*** Opening Data supplied ***
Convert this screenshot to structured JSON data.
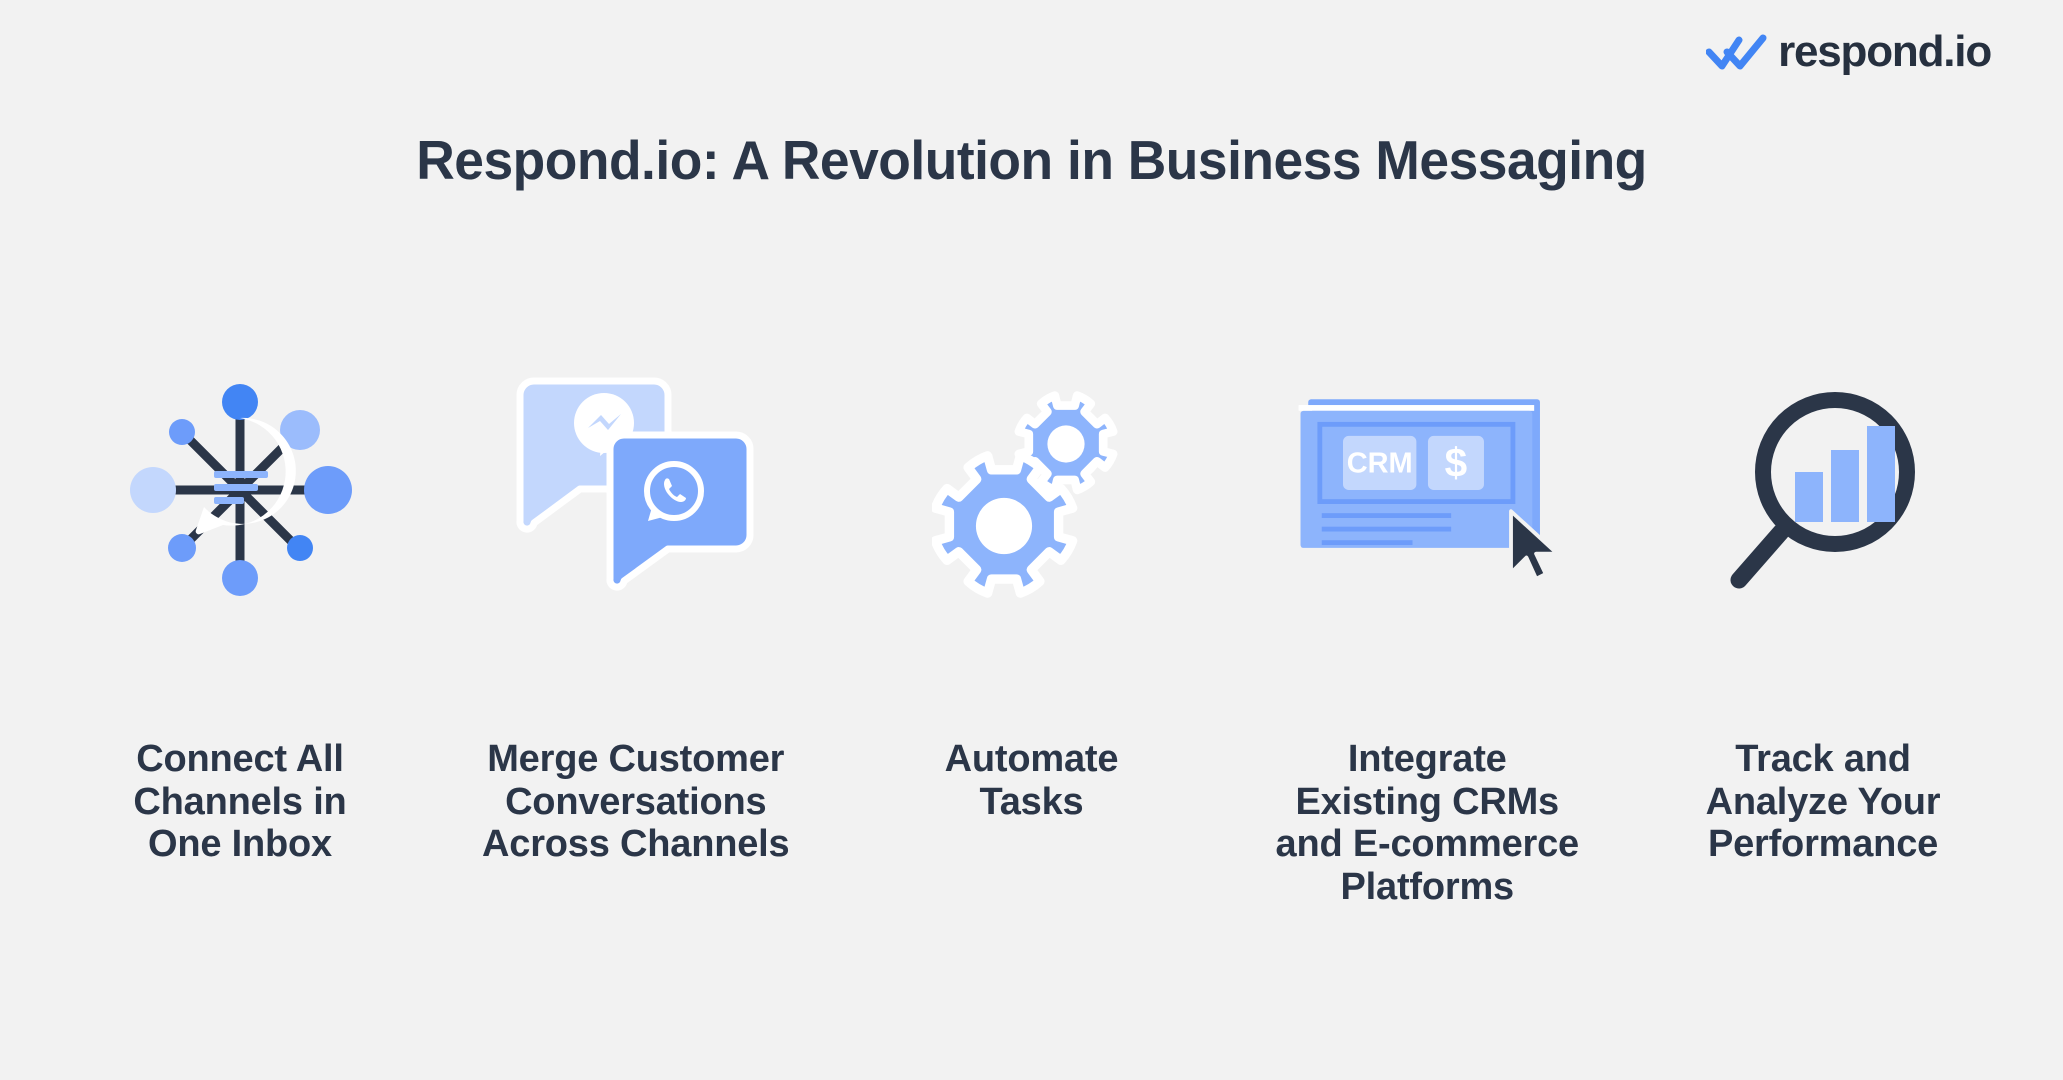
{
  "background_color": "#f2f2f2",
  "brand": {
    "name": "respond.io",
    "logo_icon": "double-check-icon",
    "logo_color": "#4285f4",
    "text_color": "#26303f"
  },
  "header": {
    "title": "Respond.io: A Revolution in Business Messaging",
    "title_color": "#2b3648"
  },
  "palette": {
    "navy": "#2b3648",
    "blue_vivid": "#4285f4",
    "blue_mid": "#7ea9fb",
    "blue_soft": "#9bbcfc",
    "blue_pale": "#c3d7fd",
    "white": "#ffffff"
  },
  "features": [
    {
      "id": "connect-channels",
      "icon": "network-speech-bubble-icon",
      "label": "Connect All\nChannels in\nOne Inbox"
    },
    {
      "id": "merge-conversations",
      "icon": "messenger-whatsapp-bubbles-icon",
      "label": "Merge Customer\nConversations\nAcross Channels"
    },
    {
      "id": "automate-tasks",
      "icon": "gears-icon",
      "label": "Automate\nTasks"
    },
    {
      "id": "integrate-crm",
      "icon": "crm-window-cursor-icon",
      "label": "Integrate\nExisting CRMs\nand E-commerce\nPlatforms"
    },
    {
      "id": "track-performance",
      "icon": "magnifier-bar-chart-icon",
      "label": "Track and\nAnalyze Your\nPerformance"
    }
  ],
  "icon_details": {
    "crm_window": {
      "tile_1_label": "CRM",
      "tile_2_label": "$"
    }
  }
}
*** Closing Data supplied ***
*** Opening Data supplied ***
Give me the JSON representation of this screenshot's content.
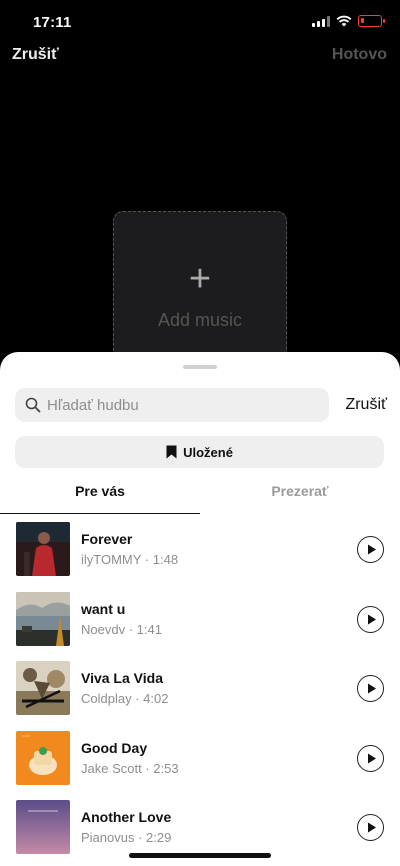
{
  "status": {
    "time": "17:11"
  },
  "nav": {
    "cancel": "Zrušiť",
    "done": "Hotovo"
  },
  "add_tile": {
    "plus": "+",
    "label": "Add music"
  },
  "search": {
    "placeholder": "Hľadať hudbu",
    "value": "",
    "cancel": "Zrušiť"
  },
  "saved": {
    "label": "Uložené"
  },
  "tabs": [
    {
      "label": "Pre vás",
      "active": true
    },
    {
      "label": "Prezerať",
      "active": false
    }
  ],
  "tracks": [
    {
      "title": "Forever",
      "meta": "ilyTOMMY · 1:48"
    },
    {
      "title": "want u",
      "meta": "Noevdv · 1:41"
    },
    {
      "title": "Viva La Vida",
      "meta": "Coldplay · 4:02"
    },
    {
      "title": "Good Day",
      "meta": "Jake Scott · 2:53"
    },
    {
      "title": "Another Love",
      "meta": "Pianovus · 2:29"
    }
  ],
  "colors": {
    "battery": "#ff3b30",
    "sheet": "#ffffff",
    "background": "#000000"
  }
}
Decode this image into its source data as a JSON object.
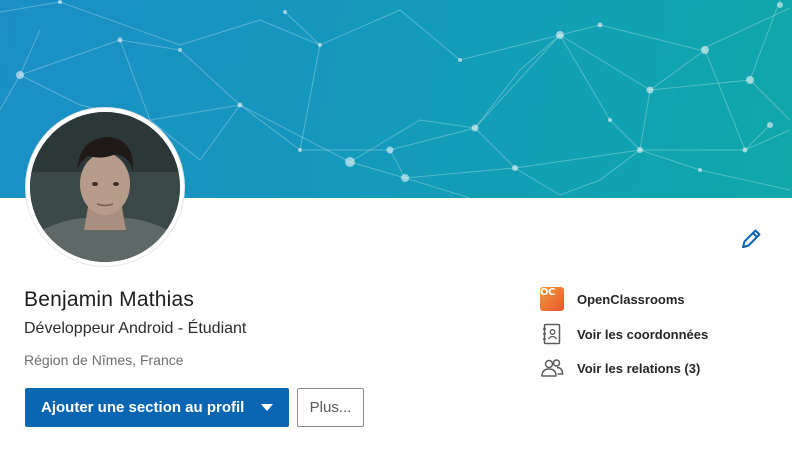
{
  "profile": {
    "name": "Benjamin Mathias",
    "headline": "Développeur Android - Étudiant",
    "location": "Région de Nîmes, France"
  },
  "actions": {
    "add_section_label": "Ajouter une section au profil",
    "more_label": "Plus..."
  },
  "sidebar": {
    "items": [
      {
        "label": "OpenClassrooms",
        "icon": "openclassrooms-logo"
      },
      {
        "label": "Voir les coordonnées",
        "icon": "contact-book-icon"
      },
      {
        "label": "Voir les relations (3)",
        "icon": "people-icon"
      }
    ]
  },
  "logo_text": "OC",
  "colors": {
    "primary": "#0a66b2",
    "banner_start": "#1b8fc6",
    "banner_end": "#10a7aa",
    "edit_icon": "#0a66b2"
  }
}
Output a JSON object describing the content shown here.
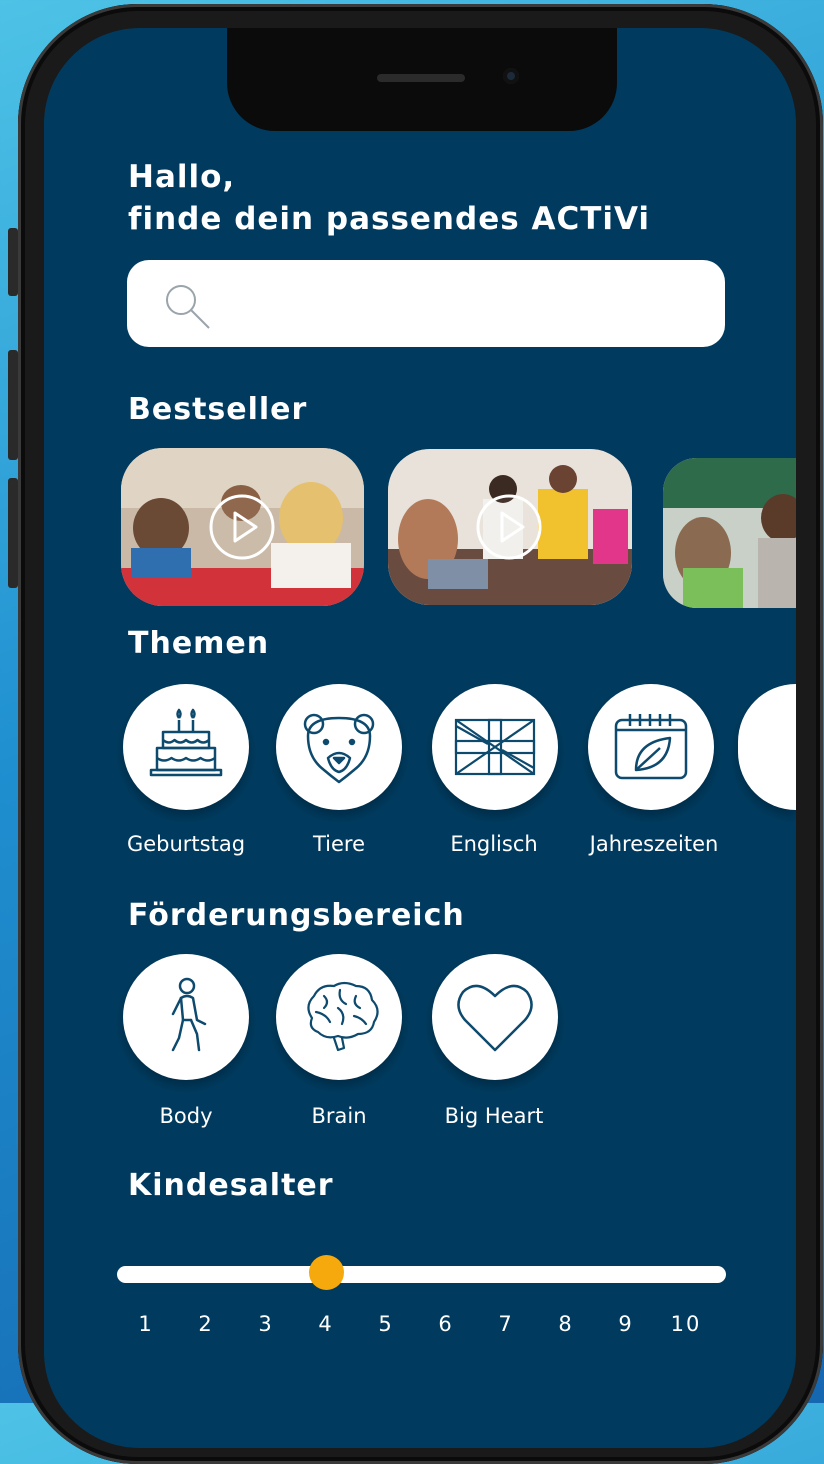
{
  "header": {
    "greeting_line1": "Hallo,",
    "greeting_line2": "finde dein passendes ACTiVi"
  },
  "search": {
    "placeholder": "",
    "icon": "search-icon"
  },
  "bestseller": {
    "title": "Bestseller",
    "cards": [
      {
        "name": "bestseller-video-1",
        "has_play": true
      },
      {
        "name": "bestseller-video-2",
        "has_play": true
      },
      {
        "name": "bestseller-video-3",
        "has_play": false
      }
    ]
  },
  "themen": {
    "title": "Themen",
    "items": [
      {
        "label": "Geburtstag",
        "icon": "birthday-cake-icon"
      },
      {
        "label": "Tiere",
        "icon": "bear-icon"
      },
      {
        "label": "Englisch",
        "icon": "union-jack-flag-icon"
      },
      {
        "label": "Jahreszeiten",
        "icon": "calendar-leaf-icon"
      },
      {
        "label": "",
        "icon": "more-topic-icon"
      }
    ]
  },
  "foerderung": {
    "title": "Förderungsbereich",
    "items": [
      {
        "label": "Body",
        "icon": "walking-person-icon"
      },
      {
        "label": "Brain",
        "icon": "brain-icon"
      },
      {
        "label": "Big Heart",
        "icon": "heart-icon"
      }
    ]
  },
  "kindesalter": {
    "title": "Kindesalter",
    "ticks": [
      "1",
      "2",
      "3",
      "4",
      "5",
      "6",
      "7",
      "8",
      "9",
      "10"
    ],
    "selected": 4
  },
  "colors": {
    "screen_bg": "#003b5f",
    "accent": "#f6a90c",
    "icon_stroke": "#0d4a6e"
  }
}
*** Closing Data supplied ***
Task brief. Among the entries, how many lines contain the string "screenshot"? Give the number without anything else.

Answer for this exercise. 2